Tennessee rode a magnificent second half to a 78-63 win over LSU, which took on another bad loss at a really bad time.
The first half was tight throughout, with neither team leading by more than five points at any point. It was a good showing for the Vols but was nothing LSU couldn't handle given both teams' play through the season. It also gave no indication to how the game would end up.
As the AP game recap notes, the second half was an entirely different story:
Tennessee shot 69 percent from the field (18 of 26), including 63 percent on 3-pointers (5 of 8) in the final 20 minutes. The Volunteers outscored LSU 45-30 in the second half en route to their highest point total of the season.
How odd is it that Tennessee finished two points shy of 80 on the night? UT was coming off of a five-game losing streak in which it failed to hit 60 twice and failed to even hit 50 twice. The Vols hadn't made it to 70 points in regulation since a 71-63 win over Auburn on January 31, and this was only the third time in SEC play they've passed 70 in regulation.
In short, this game was a complete offensive revelation for the team. Josh Richardson led the way with 20, while Armani Moore had 19 points and eight rebounds. It was a good defensive showing as well. LSU shot just 40.4% from the field, and Tennessee had nine steals and six blocks.
I wish I could say this was out of character for the Tigers, but it's not at all. It's not just a consequence of Johnny Jones basically playing a six-man rotation all year, as puzzling losses have come throughout this campaign. Keith Hornsby did have 25 points to lead all scorers, while Jarell Martin had 16. Martin only had five rebounds, though, while Jordan Mickey was quiet with just nine points and eight boards. LSU was at home playing an inferior team, and though Tennessee did get hot in the second half, the Tigers just couldn't match the energy and intensity.
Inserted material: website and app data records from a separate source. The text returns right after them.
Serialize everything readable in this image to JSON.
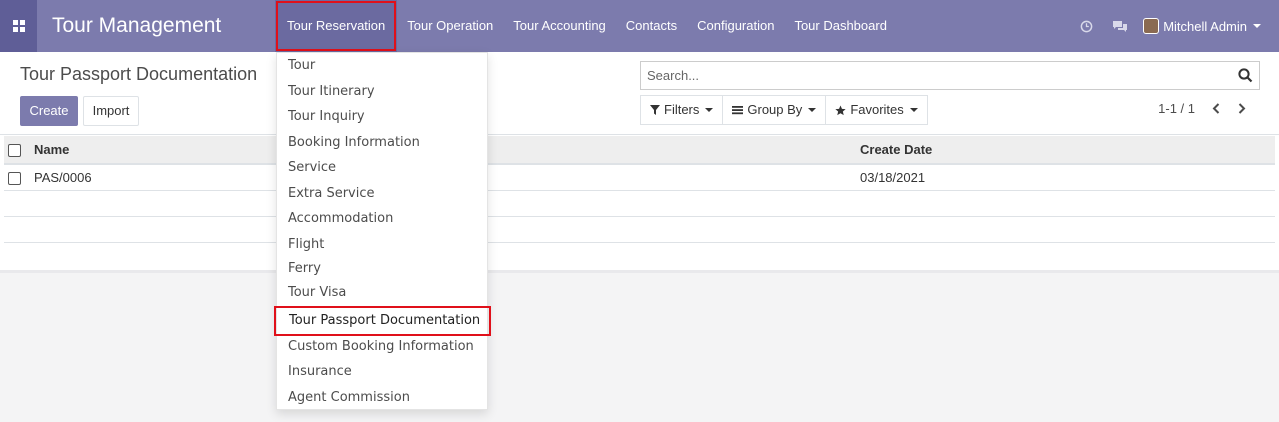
{
  "navbar": {
    "app_title": "Tour Management",
    "apps_icon": "grid-icon",
    "menu": [
      {
        "label": "Tour Reservation",
        "active": true
      },
      {
        "label": "Tour Operation"
      },
      {
        "label": "Tour Accounting"
      },
      {
        "label": "Contacts"
      },
      {
        "label": "Configuration"
      },
      {
        "label": "Tour Dashboard"
      }
    ],
    "systray": {
      "activity_icon": "clock-icon",
      "messaging_icon": "chat-icon",
      "user_name": "Mitchell Admin"
    }
  },
  "control_panel": {
    "breadcrumb": "Tour Passport Documentation",
    "create_label": "Create",
    "import_label": "Import",
    "search_placeholder": "Search...",
    "filters_label": "Filters",
    "group_by_label": "Group By",
    "favorites_label": "Favorites",
    "pager": "1-1 / 1"
  },
  "table": {
    "columns": [
      "Name",
      "Create Date"
    ],
    "rows": [
      {
        "name": "PAS/0006",
        "create_date": "03/18/2021"
      }
    ]
  },
  "dropdown": {
    "items": [
      "Tour",
      "Tour Itinerary",
      "Tour Inquiry",
      "Booking Information",
      "Service",
      "Extra Service",
      "Accommodation",
      "Flight",
      "Ferry",
      "Tour Visa",
      "Tour Passport Documentation",
      "Custom Booking Information",
      "Insurance",
      "Agent Commission"
    ],
    "highlighted_index": 10
  },
  "colors": {
    "navbar": "#7c7bad",
    "primary": "#7c7bad",
    "highlight_border": "#e0101a"
  }
}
Instead, they are now dealing with yet another blow to their tournament resume.
To be clear, losing to UT is not as bad as losing to Missouri or Mississippi State was. Still though, the Vols were in the triple digits of RPI heading into the game. We'll see how things shake out, but this easily could end up a fourth 100+ RPI loss for the Tigers. As long as we're looking at the bubble, this loss also hurts Texas A&M by proxy. LSU is the only top-50 RPI win the Aggies have (and they have two of them, thanks to a season sweep), but the Tigers may not finish in the top 50 thanks to this game and what it could mean going forward.
There is a lot more pressure now on LSU to beat Arkansas on Saturday to say the least.